Record excerpts below:

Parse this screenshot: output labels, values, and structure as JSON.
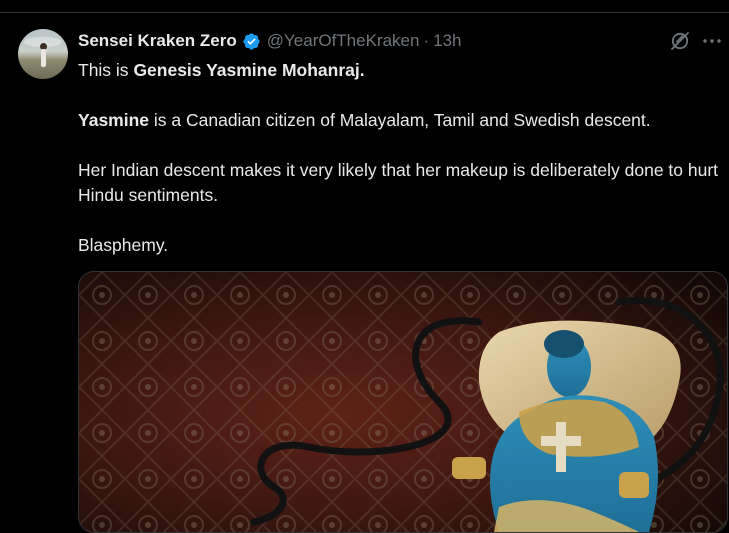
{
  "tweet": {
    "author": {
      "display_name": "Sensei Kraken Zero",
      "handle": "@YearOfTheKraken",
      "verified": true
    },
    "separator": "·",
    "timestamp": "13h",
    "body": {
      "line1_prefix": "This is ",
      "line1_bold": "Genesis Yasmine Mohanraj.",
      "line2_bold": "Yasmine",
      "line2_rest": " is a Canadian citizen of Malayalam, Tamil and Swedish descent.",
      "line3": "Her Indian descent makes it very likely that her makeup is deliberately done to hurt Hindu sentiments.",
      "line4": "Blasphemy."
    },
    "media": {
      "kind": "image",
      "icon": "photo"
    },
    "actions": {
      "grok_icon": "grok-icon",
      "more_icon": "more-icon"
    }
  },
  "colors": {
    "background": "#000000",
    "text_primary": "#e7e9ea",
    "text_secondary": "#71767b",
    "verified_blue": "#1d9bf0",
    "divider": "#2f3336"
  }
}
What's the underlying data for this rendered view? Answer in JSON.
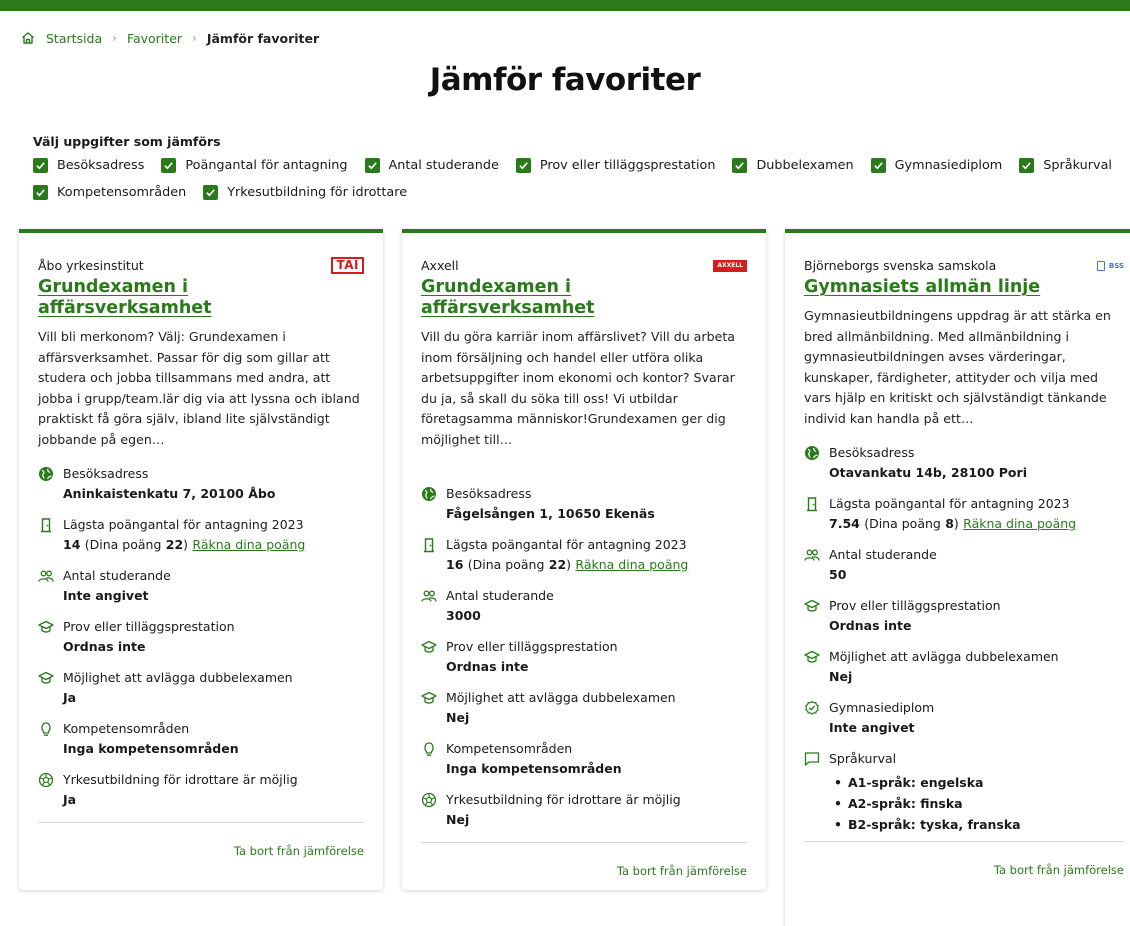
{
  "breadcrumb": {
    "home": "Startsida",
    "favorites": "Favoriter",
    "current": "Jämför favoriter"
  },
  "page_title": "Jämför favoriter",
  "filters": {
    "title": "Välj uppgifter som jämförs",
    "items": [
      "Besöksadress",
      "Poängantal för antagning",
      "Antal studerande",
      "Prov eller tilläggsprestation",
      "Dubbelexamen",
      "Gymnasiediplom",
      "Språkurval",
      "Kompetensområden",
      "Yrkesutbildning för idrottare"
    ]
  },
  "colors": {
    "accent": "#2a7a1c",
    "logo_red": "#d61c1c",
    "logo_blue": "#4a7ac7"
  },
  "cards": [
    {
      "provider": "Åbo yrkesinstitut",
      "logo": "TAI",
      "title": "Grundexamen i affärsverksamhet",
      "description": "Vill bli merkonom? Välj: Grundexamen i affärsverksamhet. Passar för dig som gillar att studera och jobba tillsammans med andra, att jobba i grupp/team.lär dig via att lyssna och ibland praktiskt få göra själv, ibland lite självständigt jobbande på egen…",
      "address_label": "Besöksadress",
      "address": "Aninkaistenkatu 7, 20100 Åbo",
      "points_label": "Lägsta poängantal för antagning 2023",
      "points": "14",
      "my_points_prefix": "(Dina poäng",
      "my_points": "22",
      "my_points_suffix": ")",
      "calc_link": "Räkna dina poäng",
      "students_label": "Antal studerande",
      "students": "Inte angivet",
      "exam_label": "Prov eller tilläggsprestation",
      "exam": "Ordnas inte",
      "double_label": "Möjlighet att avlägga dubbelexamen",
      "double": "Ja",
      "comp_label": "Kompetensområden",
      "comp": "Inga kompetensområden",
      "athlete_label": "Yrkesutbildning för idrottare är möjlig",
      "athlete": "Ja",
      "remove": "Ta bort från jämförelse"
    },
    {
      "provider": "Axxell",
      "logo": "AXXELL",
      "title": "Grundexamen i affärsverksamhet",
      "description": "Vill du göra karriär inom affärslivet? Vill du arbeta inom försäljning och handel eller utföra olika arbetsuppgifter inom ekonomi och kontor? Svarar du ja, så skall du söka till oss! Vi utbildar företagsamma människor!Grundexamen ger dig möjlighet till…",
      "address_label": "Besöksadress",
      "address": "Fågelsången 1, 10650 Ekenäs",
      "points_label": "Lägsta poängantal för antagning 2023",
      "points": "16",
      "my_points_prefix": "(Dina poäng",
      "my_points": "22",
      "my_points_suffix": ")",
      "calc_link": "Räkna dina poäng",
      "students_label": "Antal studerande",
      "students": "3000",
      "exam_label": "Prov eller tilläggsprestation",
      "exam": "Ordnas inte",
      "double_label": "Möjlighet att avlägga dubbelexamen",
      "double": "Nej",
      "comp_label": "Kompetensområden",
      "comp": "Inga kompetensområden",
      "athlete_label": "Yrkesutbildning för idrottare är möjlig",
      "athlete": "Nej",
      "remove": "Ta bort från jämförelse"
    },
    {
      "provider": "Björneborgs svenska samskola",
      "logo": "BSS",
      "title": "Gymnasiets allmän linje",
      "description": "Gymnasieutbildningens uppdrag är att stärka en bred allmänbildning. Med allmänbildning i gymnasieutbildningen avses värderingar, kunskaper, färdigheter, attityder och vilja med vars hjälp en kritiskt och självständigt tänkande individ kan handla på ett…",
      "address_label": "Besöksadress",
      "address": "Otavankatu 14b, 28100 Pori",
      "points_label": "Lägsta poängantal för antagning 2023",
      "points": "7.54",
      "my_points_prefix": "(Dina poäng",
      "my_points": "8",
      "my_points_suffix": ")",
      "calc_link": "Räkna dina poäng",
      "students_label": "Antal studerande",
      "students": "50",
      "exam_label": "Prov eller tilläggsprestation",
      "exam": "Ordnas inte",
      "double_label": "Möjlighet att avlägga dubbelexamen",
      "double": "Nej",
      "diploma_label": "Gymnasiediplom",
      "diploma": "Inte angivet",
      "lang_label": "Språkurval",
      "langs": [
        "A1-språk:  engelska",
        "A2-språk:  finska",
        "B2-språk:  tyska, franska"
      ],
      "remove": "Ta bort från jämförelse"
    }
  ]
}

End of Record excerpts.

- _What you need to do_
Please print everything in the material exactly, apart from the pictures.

- _Answer space_
Parse this screenshot: output labels, values, and structure as JSON.
{
  "tweet": {
    "author": {
      "display_name": "Sensei Kraken Zero",
      "handle": "@YearOfTheKraken",
      "verified": true
    },
    "separator": "·",
    "timestamp": "13h",
    "body": {
      "line1_prefix": "This is ",
      "line1_bold": "Genesis Yasmine Mohanraj.",
      "line2_bold": "Yasmine",
      "line2_rest": " is a Canadian citizen of Malayalam, Tamil and Swedish descent.",
      "line3": "Her Indian descent makes it very likely that her makeup is deliberately done to hurt Hindu sentiments.",
      "line4": "Blasphemy."
    },
    "media": {
      "kind": "image",
      "icon": "photo"
    },
    "actions": {
      "grok_icon": "grok-icon",
      "more_icon": "more-icon"
    }
  },
  "colors": {
    "background": "#000000",
    "text_primary": "#e7e9ea",
    "text_secondary": "#71767b",
    "verified_blue": "#1d9bf0",
    "divider": "#2f3336"
  }
}
What's the underlying data for this rendered view? Answer in JSON.
{
  "breadcrumb": {
    "home": "Startsida",
    "favorites": "Favoriter",
    "current": "Jämför favoriter"
  },
  "page_title": "Jämför favoriter",
  "filters": {
    "title": "Välj uppgifter som jämförs",
    "items": [
      "Besöksadress",
      "Poängantal för antagning",
      "Antal studerande",
      "Prov eller tilläggsprestation",
      "Dubbelexamen",
      "Gymnasiediplom",
      "Språkurval",
      "Kompetensområden",
      "Yrkesutbildning för idrottare"
    ]
  },
  "colors": {
    "accent": "#2a7a1c",
    "logo_red": "#d61c1c",
    "logo_blue": "#4a7ac7"
  },
  "cards": [
    {
      "provider": "Åbo yrkesinstitut",
      "logo": "TAI",
      "title": "Grundexamen i affärsverksamhet",
      "description": "Vill bli merkonom? Välj: Grundexamen i affärsverksamhet. Passar för dig som gillar att studera och jobba tillsammans med andra, att jobba i grupp/team.lär dig via att lyssna och ibland praktiskt få göra själv, ibland lite självständigt jobbande på egen…",
      "address_label": "Besöksadress",
      "address": "Aninkaistenkatu 7, 20100 Åbo",
      "points_label": "Lägsta poängantal för antagning 2023",
      "points": "14",
      "my_points_prefix": "(Dina poäng",
      "my_points": "22",
      "my_points_suffix": ")",
      "calc_link": "Räkna dina poäng",
      "students_label": "Antal studerande",
      "students": "Inte angivet",
      "exam_label": "Prov eller tilläggsprestation",
      "exam": "Ordnas inte",
      "double_label": "Möjlighet att avlägga dubbelexamen",
      "double": "Ja",
      "comp_label": "Kompetensområden",
      "comp": "Inga kompetensområden",
      "athlete_label": "Yrkesutbildning för idrottare är möjlig",
      "athlete": "Ja",
      "remove": "Ta bort från jämförelse"
    },
    {
      "provider": "Axxell",
      "logo": "AXXELL",
      "title": "Grundexamen i affärsverksamhet",
      "description": "Vill du göra karriär inom affärslivet? Vill du arbeta inom försäljning och handel eller utföra olika arbetsuppgifter inom ekonomi och kontor? Svarar du ja, så skall du söka till oss! Vi utbildar företagsamma människor!Grundexamen ger dig möjlighet till…",
      "address_label": "Besöksadress",
      "address": "Fågelsången 1, 10650 Ekenäs",
      "points_label": "Lägsta poängantal för antagning 2023",
      "points": "16",
      "my_points_prefix": "(Dina poäng",
      "my_points": "22",
      "my_points_suffix": ")",
      "calc_link": "Räkna dina poäng",
      "students_label": "Antal studerande",
      "students": "3000",
      "exam_label": "Prov eller tilläggsprestation",
      "exam": "Ordnas inte",
      "double_label": "Möjlighet att avlägga dubbelexamen",
      "double": "Nej",
      "comp_label": "Kompetensområden",
      "comp": "Inga kompetensområden",
      "athlete_label": "Yrkesutbildning för idrottare är möjlig",
      "athlete": "Nej",
      "remove": "Ta bort från jämförelse"
    },
    {
      "provider": "Björneborgs svenska samskola",
      "logo": "BSS",
      "title": "Gymnasiets allmän linje",
      "description": "Gymnasieutbildningens uppdrag är att stärka en bred allmänbildning. Med allmänbildning i gymnasieutbildningen avses värderingar, kunskaper, färdigheter, attityder och vilja med vars hjälp en kritiskt och självständigt tänkande individ kan handla på ett…",
      "address_label": "Besöksadress",
      "address": "Otavankatu 14b, 28100 Pori",
      "points_label": "Lägsta poängantal för antagning 2023",
      "points": "7.54",
      "my_points_prefix": "(Dina poäng",
      "my_points": "8",
      "my_points_suffix": ")",
      "calc_link": "Räkna dina poäng",
      "students_label": "Antal studerande",
      "students": "50",
      "exam_label": "Prov eller tilläggsprestation",
      "exam": "Ordnas inte",
      "double_label": "Möjlighet att avlägga dubbelexamen",
      "double": "Nej",
      "diploma_label": "Gymnasiediplom",
      "diploma": "Inte angivet",
      "lang_label": "Språkurval",
      "langs": [
        "A1-språk:  engelska",
        "A2-språk:  finska",
        "B2-språk:  tyska, franska"
      ],
      "remove": "Ta bort från jämförelse"
    }
  ]
}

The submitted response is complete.